Remunerating fairly

Board fees need to be re-evaluated to be competitive and in line with the demands of the non-executive roles. This is particularly the case for some roles that already do or will (with new rule changes) require disproportionate additional time for the current marginal fee increases. Some argue that the investor community is most worried about remuneration for failure and would not disagree with an increase in Board fees. Whilst this may prove to be true, it won’t happen without the concerted effort of FTSE Chairs and advisors to have a dialog with the institutional shareholders. There needs to be a recognition from investors that the role of the Non-Executive Directors is critical to the sustainability and performance of their investments.

Conclusion

At a time when the UK wants to strike the right balance between being at the cutting-edge of global best practice and remaining a world-class destination for investment, the war for talent is intensifying. As demands on NEDs increase, FTSE companies cannot rely on the cachet alone to ensure a steady flow of highly qualified candidates. Instead, they will need to employ many of the tactics used for the best executive appointments. Those who are able to put together the most compelling all-round proposition will stand the best chance of success.
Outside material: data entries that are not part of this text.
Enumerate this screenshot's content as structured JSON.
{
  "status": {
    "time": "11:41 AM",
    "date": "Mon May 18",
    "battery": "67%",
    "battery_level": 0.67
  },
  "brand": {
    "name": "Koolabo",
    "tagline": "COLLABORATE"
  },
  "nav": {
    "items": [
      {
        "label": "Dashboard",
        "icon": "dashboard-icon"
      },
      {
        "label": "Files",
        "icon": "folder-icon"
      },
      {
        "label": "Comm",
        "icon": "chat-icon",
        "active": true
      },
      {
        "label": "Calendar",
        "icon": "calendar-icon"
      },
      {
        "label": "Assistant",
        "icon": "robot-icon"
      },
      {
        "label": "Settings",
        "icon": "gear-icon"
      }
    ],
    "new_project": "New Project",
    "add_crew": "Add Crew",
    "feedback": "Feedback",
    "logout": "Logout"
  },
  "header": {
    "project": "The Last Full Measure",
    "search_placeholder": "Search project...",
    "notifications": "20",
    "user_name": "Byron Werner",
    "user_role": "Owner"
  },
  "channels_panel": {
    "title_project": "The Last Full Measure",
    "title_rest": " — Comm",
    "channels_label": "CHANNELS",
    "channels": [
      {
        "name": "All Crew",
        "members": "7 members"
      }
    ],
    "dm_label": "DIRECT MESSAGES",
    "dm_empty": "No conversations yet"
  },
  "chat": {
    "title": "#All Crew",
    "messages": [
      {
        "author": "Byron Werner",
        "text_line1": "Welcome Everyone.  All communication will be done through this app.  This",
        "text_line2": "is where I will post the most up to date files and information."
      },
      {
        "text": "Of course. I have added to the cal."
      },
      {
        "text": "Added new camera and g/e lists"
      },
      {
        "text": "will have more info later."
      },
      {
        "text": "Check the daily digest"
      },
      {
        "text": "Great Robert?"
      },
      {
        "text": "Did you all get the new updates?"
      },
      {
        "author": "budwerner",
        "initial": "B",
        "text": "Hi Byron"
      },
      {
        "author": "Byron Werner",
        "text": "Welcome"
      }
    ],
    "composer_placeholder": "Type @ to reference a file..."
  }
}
The responsibility of a Plc – shareholder versus all stakeholders

Is the shareholder, despite the rhetoric, still the dominant influence, or in light of the rise of purpose and the ESG agenda (as well as an increased desire for transparency) do we now require our Plcs to be the beacons for what great businesses should look like? And if the latter, how do we achieve that?

Leaders as role models

In the world we are now living in, what are the skillsets and attributes required of Chairs and CEOs for the next decade? CEOs have historically been judged for what they do, not who they are. To what extent do we now require our leaders to be role models?

Diversity

We know diversity is important, but how do we ensure we have moved beyond the ‘tick-box’ and created truly inclusive boards and organizations? In any event, how will the diversity agenda evolve beyond gender and ethnicity and how do we respond now rather than being behind the curve?

Agility

So many companies surprised themselves with their speed of decision making during the crisis last year. This decade will require businesses to maintain that agility, flexing to a fast changing agenda. What are the ways in which Boards, their structure, governance and modus operandi need to be shaped in order to be fit for purpose for tomorrow?

The employee as a stakeholder

The contract between organizations and their stakeholders has shifted and expanded beyond the traditional in recent years. The expectations of one group in particular, employees, has been rising and the competition for talent over the next decade will be fiercer than ever. By 2025, 75% of talent will be millennials. For Boards, how do you know whether your organization is a magnet for talent? How do you know whether your employees are advocates or potential whistleblowers? How do you strengthen and nurture the bridge between leadership at the top and the rest of the organization?

Hedley May is a global executive search firm dedicated to finding exceptional talent to transform Boards and executive leadership teams. Shining a bright light, we help create a better future through our commitment to doing the right thing for our clients, candidates and the communities we serve.

For 20 years, the Board & CEO practice team has worked alongside many of the leading listed and private Boards globally, with a strong and trusted reputation for providing independent and forward thinking advice. We are one of the most experienced teams in the market having placed over 120+ Board Directors and 80+ FTSE 350 Board Directors. We think creatively and laterally and believe in diversity in its broadest sense. In the past 24 months, 78% of our FTSE 100 Board appointments were diverse.

Sandrine Roseberg
e: sandrine@hedleymay.com
t: 0207 858 9433
Giles Allen
e: giles@hedleymay.com
t: 0207 858 9435